BEGIN RECORDS TO USE

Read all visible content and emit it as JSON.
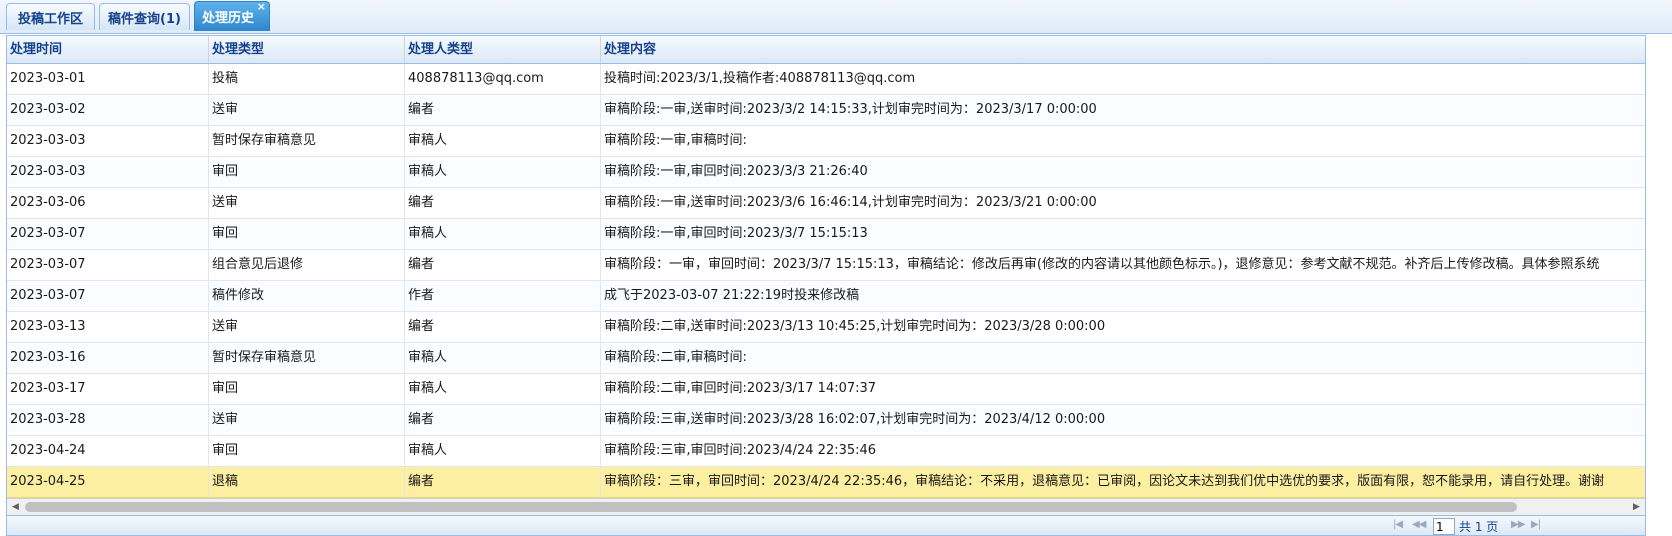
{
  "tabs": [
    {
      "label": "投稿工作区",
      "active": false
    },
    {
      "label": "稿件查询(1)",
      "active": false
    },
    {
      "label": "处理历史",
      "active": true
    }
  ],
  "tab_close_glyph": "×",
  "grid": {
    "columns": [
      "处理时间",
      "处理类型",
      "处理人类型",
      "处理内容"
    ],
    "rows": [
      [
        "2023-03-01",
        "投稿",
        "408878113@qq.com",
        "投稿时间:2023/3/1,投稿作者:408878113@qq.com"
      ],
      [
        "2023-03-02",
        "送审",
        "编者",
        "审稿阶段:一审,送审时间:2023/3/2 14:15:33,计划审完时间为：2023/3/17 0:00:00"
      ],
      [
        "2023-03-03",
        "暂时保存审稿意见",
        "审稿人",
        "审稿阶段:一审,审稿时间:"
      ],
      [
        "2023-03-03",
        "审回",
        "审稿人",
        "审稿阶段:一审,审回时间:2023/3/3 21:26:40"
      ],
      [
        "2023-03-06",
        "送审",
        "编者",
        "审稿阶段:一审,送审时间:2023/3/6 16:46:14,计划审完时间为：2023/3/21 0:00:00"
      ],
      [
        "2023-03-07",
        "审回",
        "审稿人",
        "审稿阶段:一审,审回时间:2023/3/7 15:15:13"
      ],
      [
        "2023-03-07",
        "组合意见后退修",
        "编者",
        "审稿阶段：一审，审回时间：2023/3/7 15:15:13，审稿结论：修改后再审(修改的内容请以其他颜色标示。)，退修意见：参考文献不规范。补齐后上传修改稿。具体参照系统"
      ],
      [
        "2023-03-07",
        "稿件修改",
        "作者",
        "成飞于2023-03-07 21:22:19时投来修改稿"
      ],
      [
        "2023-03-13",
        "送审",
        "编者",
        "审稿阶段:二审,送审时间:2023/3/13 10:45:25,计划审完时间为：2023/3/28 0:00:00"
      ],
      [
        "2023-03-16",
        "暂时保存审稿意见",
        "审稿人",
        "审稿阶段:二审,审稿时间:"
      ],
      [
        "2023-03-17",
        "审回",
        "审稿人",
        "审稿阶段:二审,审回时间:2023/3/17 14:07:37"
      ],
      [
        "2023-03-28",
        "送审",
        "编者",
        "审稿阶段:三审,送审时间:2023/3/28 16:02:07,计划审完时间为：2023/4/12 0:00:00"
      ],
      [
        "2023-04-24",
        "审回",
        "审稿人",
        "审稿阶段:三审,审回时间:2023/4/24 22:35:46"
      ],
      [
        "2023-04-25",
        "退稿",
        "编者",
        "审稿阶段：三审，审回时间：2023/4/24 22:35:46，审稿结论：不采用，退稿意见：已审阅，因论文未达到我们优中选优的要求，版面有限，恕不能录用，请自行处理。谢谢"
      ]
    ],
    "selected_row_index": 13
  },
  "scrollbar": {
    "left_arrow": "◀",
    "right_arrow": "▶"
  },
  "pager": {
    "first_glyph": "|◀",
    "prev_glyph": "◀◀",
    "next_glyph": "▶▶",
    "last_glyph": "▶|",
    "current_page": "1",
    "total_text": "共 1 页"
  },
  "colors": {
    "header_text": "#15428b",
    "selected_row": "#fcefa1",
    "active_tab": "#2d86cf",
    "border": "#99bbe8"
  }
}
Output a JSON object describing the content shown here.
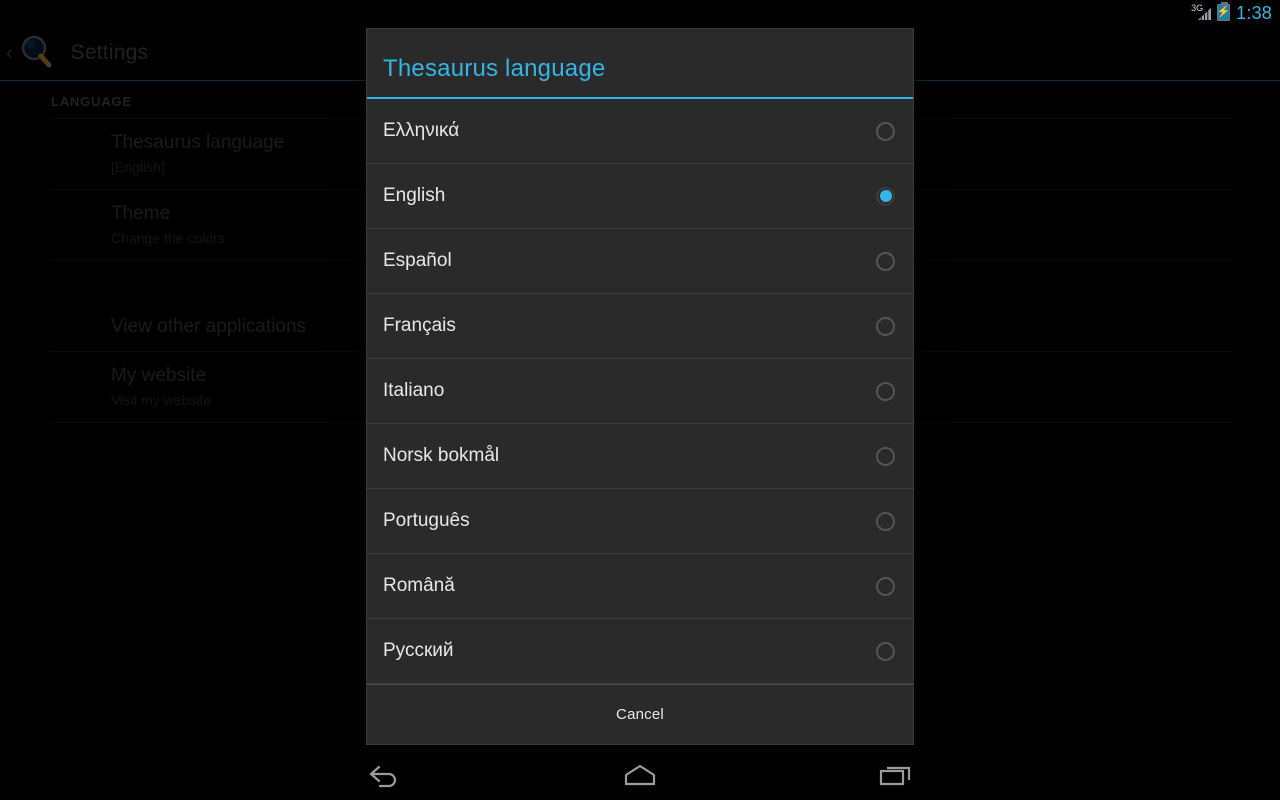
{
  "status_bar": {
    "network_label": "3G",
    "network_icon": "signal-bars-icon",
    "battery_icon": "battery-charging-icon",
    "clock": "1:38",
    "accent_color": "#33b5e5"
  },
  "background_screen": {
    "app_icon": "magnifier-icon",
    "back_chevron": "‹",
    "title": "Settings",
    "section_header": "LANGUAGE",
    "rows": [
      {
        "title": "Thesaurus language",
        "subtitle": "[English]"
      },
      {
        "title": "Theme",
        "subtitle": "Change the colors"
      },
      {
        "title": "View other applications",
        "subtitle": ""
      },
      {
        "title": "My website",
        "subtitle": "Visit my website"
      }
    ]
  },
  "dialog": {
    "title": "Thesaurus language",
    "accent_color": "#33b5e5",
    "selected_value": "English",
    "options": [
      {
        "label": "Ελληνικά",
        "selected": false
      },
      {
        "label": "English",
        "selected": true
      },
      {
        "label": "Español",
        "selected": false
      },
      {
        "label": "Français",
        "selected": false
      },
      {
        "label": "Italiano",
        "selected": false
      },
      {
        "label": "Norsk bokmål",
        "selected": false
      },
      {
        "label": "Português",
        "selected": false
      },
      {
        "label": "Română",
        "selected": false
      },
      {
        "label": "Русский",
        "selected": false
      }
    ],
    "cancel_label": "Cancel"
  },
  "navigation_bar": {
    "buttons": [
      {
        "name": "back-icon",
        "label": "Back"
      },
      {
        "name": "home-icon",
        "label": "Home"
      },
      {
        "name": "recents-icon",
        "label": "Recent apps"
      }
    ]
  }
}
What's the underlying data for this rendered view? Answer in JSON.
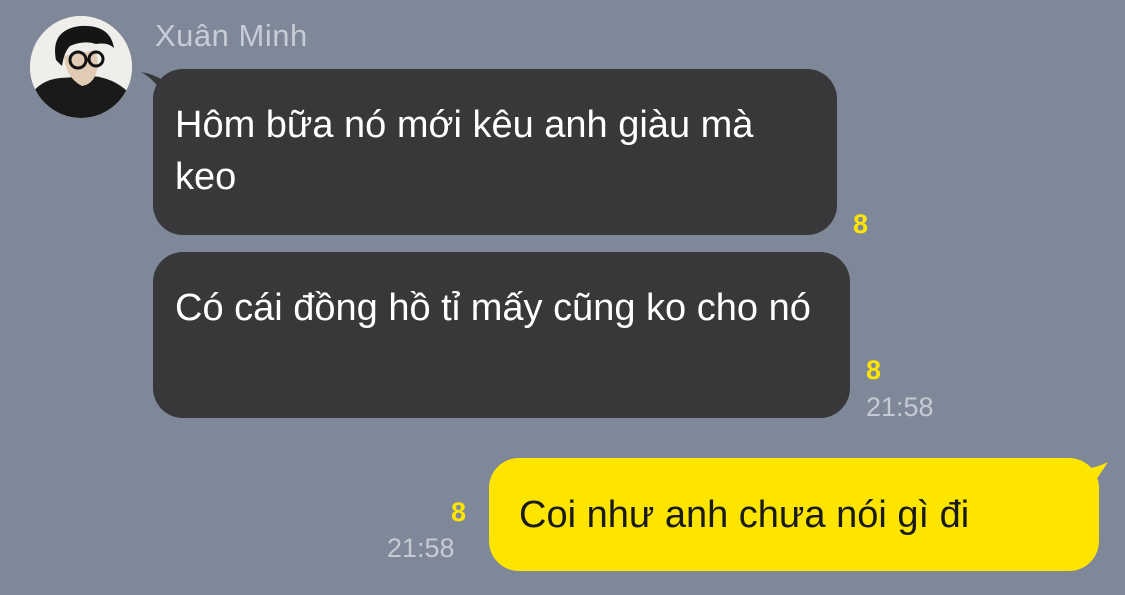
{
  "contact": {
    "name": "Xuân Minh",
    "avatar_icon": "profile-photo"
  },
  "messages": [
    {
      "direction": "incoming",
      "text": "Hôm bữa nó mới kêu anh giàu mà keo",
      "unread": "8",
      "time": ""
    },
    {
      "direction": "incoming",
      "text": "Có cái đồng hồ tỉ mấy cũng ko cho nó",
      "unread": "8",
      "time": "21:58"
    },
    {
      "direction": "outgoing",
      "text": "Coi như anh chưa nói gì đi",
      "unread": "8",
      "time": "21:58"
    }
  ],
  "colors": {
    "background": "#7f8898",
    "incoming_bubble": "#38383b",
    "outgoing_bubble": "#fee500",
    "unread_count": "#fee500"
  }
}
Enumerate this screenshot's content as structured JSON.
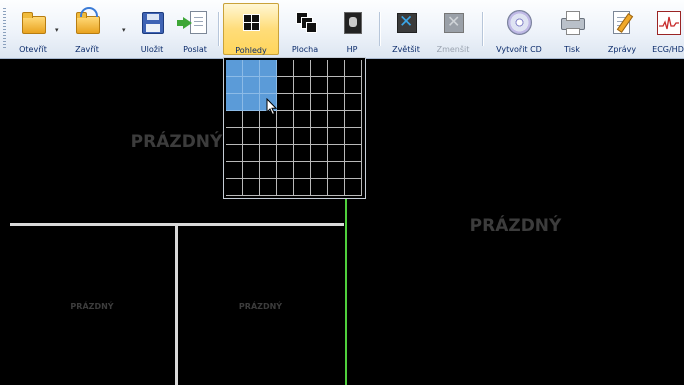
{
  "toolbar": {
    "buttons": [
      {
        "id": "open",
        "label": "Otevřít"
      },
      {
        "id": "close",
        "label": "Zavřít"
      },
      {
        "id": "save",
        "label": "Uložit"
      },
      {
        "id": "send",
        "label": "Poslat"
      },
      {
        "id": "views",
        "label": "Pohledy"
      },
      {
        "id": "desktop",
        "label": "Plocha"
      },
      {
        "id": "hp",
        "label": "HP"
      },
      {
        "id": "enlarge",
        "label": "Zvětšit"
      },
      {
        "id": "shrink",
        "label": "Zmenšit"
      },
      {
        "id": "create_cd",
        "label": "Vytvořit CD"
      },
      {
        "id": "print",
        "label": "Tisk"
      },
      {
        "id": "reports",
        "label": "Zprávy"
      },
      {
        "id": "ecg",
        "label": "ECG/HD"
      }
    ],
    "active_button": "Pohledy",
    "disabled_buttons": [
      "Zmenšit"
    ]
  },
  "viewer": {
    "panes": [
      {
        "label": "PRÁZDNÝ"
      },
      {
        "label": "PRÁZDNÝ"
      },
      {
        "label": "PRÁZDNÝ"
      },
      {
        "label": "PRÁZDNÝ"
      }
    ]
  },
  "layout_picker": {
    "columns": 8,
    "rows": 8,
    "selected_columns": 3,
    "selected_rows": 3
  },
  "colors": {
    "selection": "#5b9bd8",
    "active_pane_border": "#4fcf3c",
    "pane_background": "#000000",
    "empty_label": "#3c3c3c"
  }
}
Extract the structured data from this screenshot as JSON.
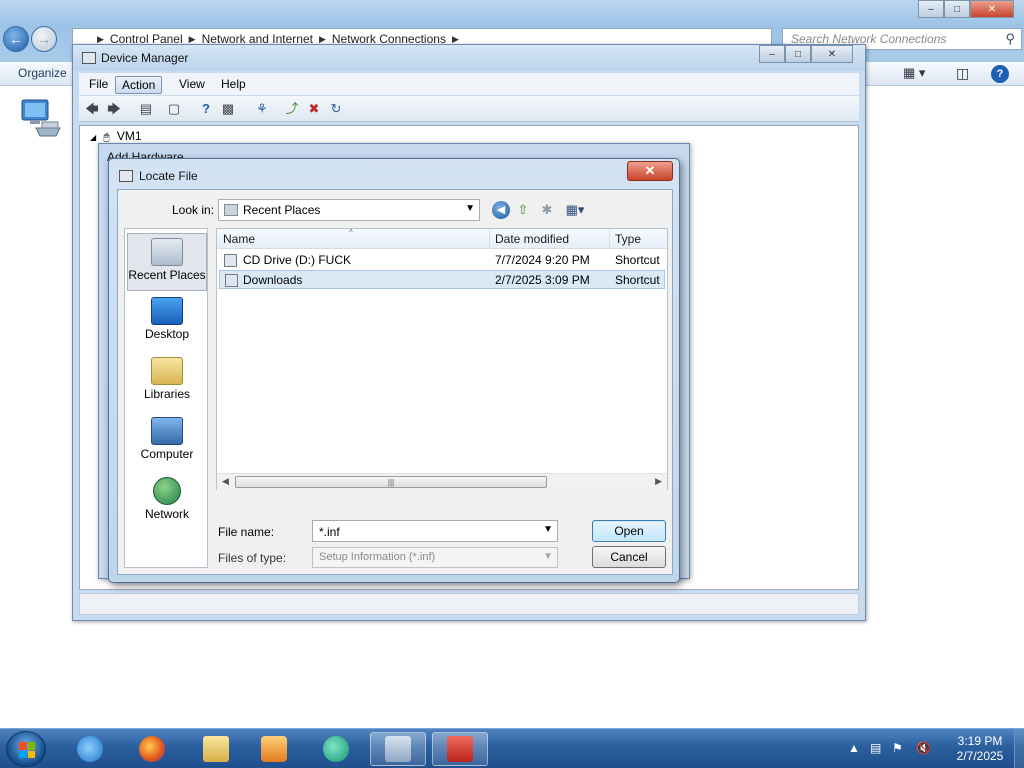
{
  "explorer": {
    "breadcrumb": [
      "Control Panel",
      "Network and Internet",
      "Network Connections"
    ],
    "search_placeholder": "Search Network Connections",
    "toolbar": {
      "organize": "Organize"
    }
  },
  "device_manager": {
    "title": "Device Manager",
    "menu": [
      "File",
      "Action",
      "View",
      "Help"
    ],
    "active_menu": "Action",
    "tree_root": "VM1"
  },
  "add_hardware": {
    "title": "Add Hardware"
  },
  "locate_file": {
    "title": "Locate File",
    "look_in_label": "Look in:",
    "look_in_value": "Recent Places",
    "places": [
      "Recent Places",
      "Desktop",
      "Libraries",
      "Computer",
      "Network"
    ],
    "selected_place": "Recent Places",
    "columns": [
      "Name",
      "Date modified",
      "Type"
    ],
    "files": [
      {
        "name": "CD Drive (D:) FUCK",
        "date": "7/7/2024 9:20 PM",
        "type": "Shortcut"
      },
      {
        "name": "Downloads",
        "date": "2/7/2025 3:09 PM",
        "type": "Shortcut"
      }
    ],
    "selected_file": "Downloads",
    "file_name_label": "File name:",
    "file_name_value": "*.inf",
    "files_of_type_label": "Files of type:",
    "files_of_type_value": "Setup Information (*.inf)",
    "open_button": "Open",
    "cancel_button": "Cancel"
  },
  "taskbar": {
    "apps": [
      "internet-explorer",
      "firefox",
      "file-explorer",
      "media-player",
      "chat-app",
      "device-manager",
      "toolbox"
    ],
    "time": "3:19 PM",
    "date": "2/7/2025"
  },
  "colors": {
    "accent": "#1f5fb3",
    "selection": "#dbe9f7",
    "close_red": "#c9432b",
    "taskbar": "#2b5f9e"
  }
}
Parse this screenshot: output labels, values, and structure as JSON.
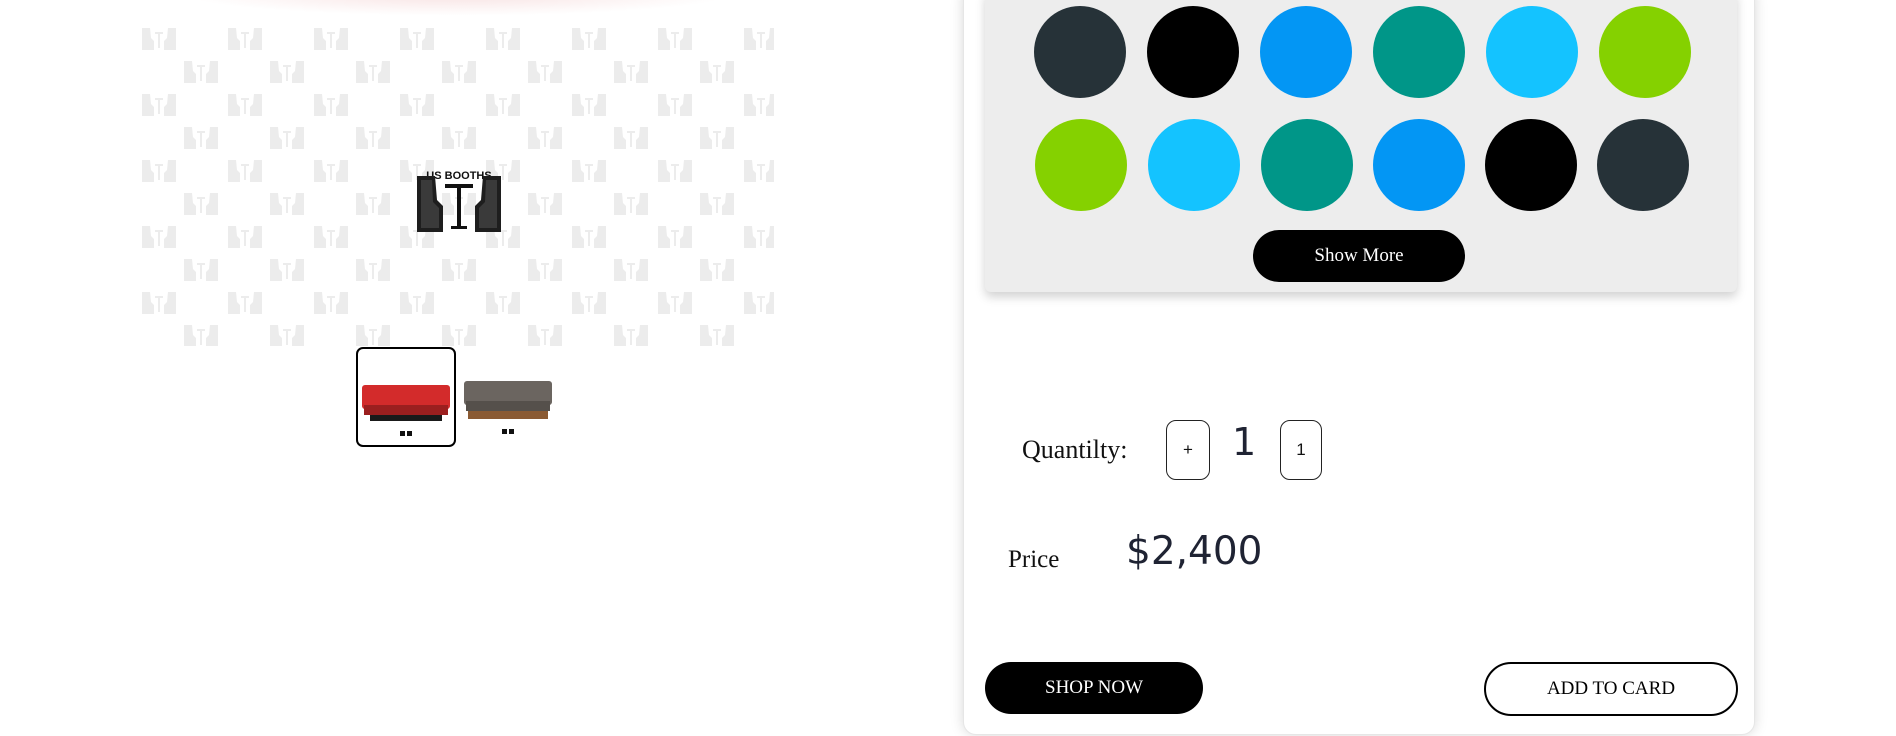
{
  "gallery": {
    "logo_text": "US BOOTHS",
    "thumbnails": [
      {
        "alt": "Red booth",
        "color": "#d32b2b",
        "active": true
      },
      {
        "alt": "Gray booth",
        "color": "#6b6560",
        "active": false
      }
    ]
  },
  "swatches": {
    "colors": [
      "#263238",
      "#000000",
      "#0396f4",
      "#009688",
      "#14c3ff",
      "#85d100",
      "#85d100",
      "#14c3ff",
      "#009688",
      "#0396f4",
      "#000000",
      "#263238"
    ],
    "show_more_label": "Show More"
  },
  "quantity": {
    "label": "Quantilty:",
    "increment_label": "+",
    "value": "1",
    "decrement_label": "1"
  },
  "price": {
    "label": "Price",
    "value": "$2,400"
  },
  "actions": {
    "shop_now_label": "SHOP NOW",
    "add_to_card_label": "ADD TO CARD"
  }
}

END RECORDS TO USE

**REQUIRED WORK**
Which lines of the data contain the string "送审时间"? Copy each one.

**SOLUTION TO THE PROBLEM**
        "审稿阶段:一审,送审时间:2023/3/2 14:15:33,计划审完时间为：2023/3/17 0:00:00"
        "审稿阶段:一审,送审时间:2023/3/6 16:46:14,计划审完时间为：2023/3/21 0:00:00"
        "审稿阶段:二审,送审时间:2023/3/13 10:45:25,计划审完时间为：2023/3/28 0:00:00"
        "审稿阶段:三审,送审时间:2023/3/28 16:02:07,计划审完时间为：2023/4/12 0:00:00"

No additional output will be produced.